### Problem details
The response should contain only those lines of the entries below that include the string "content".

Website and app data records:
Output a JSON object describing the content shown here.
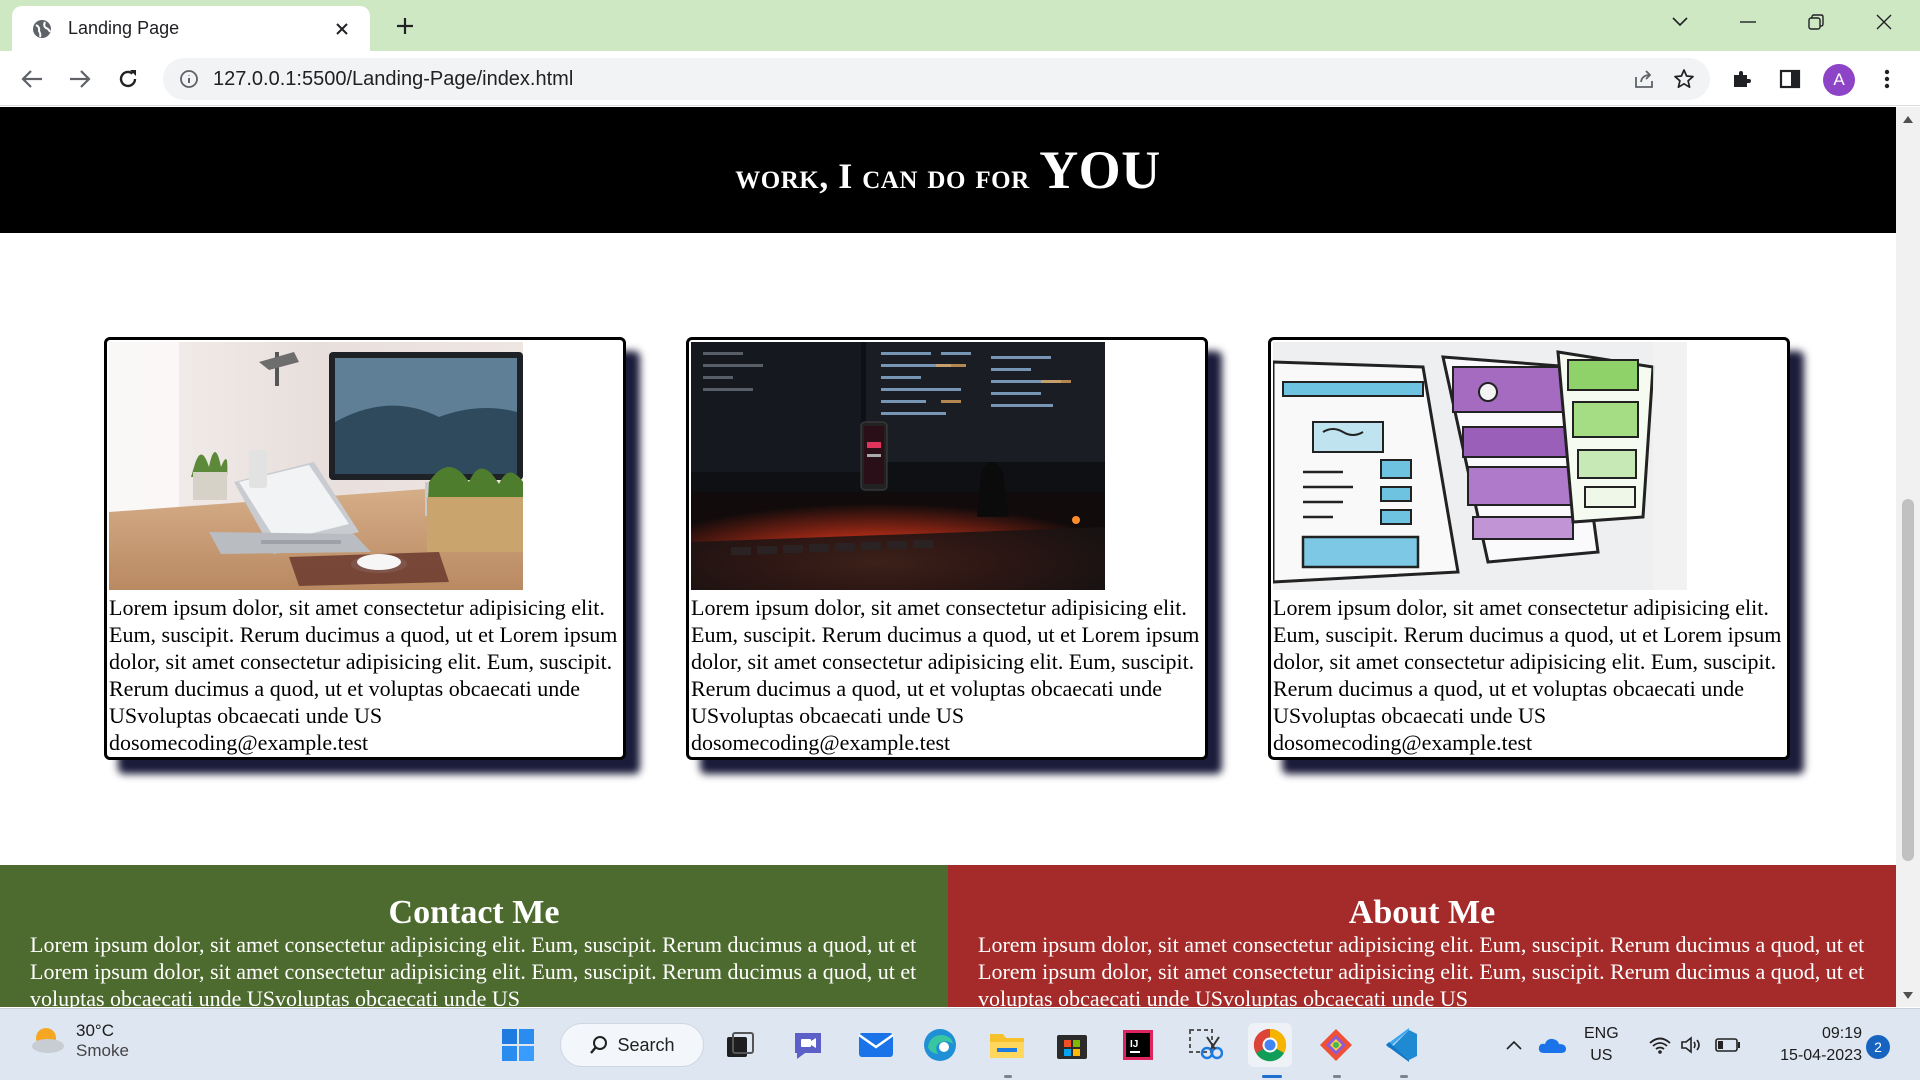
{
  "browser": {
    "tab_title": "Landing Page",
    "url": "127.0.0.1:5500/Landing-Page/index.html",
    "profile_initial": "A",
    "icons": [
      "globe-icon",
      "close-icon",
      "plus-icon",
      "chevron-down-icon",
      "minimize-icon",
      "restore-icon",
      "window-close-icon",
      "back-arrow-icon",
      "forward-arrow-icon",
      "reload-icon",
      "info-icon",
      "share-icon",
      "star-icon",
      "extensions-icon",
      "side-panel-icon",
      "kebab-menu-icon"
    ]
  },
  "page": {
    "header": {
      "prefix": "work, I can do for",
      "emphasis": "YOU"
    },
    "cards": [
      {
        "image": "desk-laptop-photo",
        "text": "Lorem ipsum dolor, sit amet consectetur adipisicing elit. Eum, suscipit. Rerum ducimus a quod, ut et Lorem ipsum dolor, sit amet consectetur adipisicing elit. Eum, suscipit. Rerum ducimus a quod, ut et voluptas obcaecati unde USvoluptas obcaecati unde US dosomecoding@example.test"
      },
      {
        "image": "code-screen-phone-photo",
        "text": "Lorem ipsum dolor, sit amet consectetur adipisicing elit. Eum, suscipit. Rerum ducimus a quod, ut et Lorem ipsum dolor, sit amet consectetur adipisicing elit. Eum, suscipit. Rerum ducimus a quod, ut et voluptas obcaecati unde USvoluptas obcaecati unde US dosomecoding@example.test"
      },
      {
        "image": "wireframe-sketch-photo",
        "text": "Lorem ipsum dolor, sit amet consectetur adipisicing elit. Eum, suscipit. Rerum ducimus a quod, ut et Lorem ipsum dolor, sit amet consectetur adipisicing elit. Eum, suscipit. Rerum ducimus a quod, ut et voluptas obcaecati unde USvoluptas obcaecati unde US dosomecoding@example.test"
      }
    ],
    "contact": {
      "title": "Contact Me",
      "text": "Lorem ipsum dolor, sit amet consectetur adipisicing elit. Eum, suscipit. Rerum ducimus a quod, ut et Lorem ipsum dolor, sit amet consectetur adipisicing elit. Eum, suscipit. Rerum ducimus a quod, ut et voluptas obcaecati unde USvoluptas obcaecati unde US",
      "color": "#4e6b2f"
    },
    "about": {
      "title": "About Me",
      "text": "Lorem ipsum dolor, sit amet consectetur adipisicing elit. Eum, suscipit. Rerum ducimus a quod, ut et Lorem ipsum dolor, sit amet consectetur adipisicing elit. Eum, suscipit. Rerum ducimus a quod, ut et voluptas obcaecati unde USvoluptas obcaecati unde US",
      "color": "#a52a2a"
    }
  },
  "taskbar": {
    "weather": {
      "temp": "30°C",
      "condition": "Smoke"
    },
    "search_label": "Search",
    "apps": [
      "windows-start-icon",
      "search-icon",
      "task-view-icon",
      "teams-meet-icon",
      "mail-icon",
      "edge-icon",
      "file-explorer-icon",
      "microsoft-store-icon",
      "intellij-icon",
      "snipping-tool-icon",
      "chrome-icon",
      "git-icon",
      "vscode-icon"
    ],
    "language": {
      "line1": "ENG",
      "line2": "US"
    },
    "time": "09:19",
    "date": "15-04-2023",
    "notification_count": "2"
  }
}
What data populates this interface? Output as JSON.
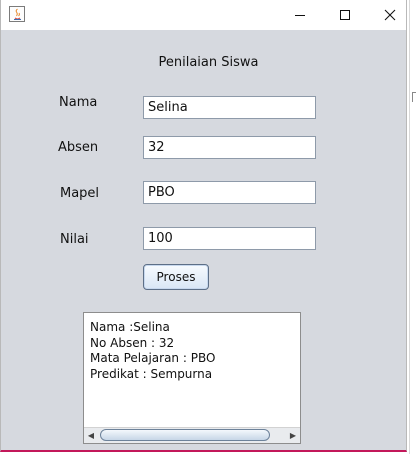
{
  "window": {
    "title": "",
    "icon": "java-icon",
    "controls": [
      "minimize-icon",
      "maximize-icon",
      "close-icon"
    ]
  },
  "form": {
    "heading": "Penilaian Siswa",
    "fields": [
      {
        "label": "Nama",
        "value": "Selina"
      },
      {
        "label": "Absen",
        "value": "32"
      },
      {
        "label": "Mapel",
        "value": "PBO"
      },
      {
        "label": "Nilai",
        "value": "100"
      }
    ],
    "button_label": "Proses"
  },
  "output": {
    "lines": [
      "Nama :Selina",
      "No Absen : 32",
      "Mata Pelajaran : PBO",
      "Predikat : Sempurna"
    ]
  },
  "colors": {
    "window_bg": "#d6d9df",
    "frame_accent": "#c3185a"
  }
}
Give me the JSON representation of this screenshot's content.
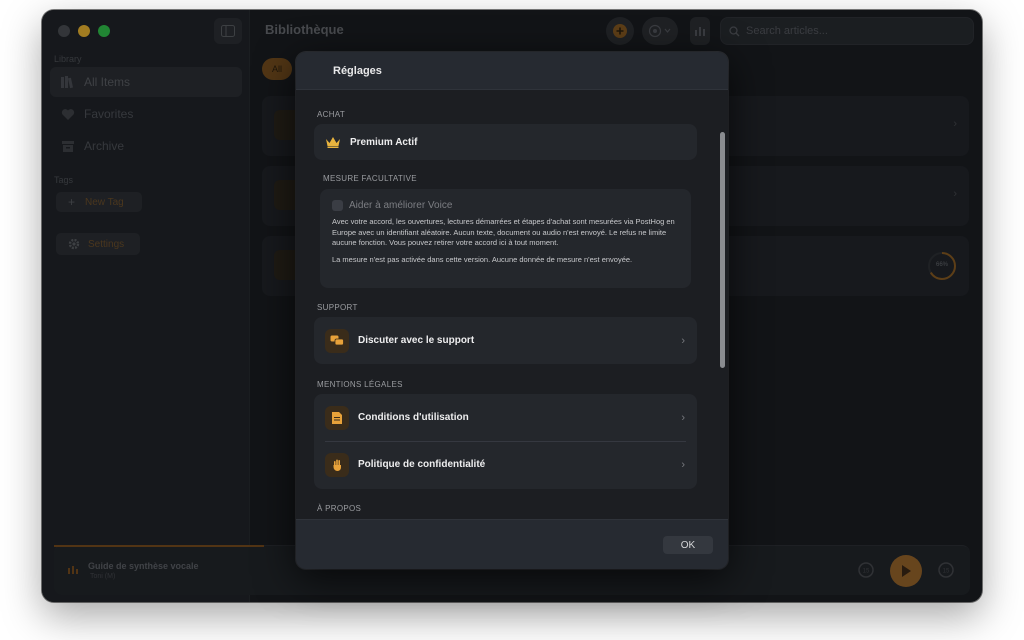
{
  "sidebar": {
    "library_label": "Library",
    "items": [
      {
        "label": "All Items",
        "icon": "books-icon",
        "active": true
      },
      {
        "label": "Favorites",
        "icon": "heart-icon",
        "active": false
      },
      {
        "label": "Archive",
        "icon": "archive-icon",
        "active": false
      }
    ],
    "tags_label": "Tags",
    "new_tag_label": "New Tag",
    "settings_label": "Settings"
  },
  "toolbar": {
    "title": "Bibliothèque",
    "search_placeholder": "Search articles..."
  },
  "content": {
    "filter_all": "All",
    "progress_label": "66%"
  },
  "player": {
    "title": "Guide de synthèse vocale",
    "subtitle": "Toni (M)"
  },
  "modal": {
    "title": "Réglages",
    "sections": {
      "purchase": "ACHAT",
      "optional_measurement": "MESURE FACULTATIVE",
      "support": "SUPPORT",
      "legal": "MENTIONS LÉGALES",
      "about": "À PROPOS"
    },
    "premium_label": "Premium Actif",
    "measurement": {
      "checkbox_label": "Aider à améliorer Voice",
      "checked": false,
      "description": "Avec votre accord, les ouvertures, lectures démarrées et étapes d'achat sont mesurées via PostHog en Europe avec un identifiant aléatoire. Aucun texte, document ou audio n'est envoyé. Le refus ne limite aucune fonction. Vous pouvez retirer votre accord ici à tout moment.",
      "note": "La mesure n'est pas activée dans cette version. Aucune donnée de mesure n'est envoyée."
    },
    "support_chat_label": "Discuter avec le support",
    "terms_label": "Conditions d'utilisation",
    "privacy_label": "Politique de confidentialité",
    "ok_label": "OK"
  },
  "colors": {
    "accent": "#e8a23a",
    "window_bg": "#17191c",
    "modal_bg": "#1c1e22"
  }
}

### Reply
Output a JSON object describing the content shown here.
Give me the JSON representation of this screenshot's content.
  "content": {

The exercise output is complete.